→ PROBLEM DESCRIPTION
Look through the entries below and return all lines including the word "بالمتجر".

→ RECORDS FOR THIS EXERCISE
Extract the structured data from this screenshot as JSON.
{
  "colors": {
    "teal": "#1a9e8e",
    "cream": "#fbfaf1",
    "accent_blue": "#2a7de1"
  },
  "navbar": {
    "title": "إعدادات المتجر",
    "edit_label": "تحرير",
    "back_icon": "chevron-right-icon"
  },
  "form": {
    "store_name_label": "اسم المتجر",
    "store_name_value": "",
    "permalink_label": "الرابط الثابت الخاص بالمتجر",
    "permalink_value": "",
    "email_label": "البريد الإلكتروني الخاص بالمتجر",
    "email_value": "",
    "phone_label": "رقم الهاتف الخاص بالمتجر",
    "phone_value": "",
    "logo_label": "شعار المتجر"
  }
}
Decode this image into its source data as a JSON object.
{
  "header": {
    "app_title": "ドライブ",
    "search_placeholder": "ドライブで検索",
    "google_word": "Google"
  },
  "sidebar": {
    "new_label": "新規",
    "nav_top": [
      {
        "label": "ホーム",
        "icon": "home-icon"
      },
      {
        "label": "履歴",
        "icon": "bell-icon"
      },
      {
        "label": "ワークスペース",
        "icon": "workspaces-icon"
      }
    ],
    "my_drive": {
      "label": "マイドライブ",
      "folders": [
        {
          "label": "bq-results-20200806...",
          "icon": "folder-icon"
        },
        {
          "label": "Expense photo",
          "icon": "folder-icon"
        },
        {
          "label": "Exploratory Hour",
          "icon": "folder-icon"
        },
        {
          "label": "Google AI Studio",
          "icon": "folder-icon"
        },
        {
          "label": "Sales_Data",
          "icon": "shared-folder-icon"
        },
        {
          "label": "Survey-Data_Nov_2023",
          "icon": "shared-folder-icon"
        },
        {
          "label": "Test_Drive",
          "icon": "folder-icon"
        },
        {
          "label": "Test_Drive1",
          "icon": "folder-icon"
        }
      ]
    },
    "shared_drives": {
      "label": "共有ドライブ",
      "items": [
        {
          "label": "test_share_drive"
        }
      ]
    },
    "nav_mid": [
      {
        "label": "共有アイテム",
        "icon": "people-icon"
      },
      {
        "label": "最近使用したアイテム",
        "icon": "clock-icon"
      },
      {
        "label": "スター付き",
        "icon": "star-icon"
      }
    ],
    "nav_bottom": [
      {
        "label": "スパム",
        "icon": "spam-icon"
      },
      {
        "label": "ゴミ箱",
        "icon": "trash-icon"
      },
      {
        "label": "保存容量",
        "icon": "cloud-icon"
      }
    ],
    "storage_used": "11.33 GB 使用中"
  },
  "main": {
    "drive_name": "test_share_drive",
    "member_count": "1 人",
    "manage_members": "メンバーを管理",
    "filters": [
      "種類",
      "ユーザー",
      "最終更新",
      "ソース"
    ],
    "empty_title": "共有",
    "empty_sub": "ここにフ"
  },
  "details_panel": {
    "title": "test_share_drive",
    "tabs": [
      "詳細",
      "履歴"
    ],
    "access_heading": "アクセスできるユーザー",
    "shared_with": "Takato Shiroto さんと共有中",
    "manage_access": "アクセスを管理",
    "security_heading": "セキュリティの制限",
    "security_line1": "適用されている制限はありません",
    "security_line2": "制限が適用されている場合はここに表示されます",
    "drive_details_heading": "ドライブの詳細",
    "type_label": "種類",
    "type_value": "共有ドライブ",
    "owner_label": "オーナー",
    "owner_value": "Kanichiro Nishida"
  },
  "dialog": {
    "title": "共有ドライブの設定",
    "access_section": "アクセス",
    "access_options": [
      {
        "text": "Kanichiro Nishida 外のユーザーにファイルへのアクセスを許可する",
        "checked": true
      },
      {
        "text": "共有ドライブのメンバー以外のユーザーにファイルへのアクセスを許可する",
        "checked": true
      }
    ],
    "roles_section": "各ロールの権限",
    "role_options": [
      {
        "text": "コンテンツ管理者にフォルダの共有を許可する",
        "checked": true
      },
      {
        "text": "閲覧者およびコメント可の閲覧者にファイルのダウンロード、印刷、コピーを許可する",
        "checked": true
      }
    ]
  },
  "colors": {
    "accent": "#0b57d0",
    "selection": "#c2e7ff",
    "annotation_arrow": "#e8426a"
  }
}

→ FINISHED TASK
    "permalink_label": "الرابط الثابت الخاص بالمتجر",
    "email_label": "البريد الإلكتروني الخاص بالمتجر",
    "phone_label": "رقم الهاتف الخاص بالمتجر",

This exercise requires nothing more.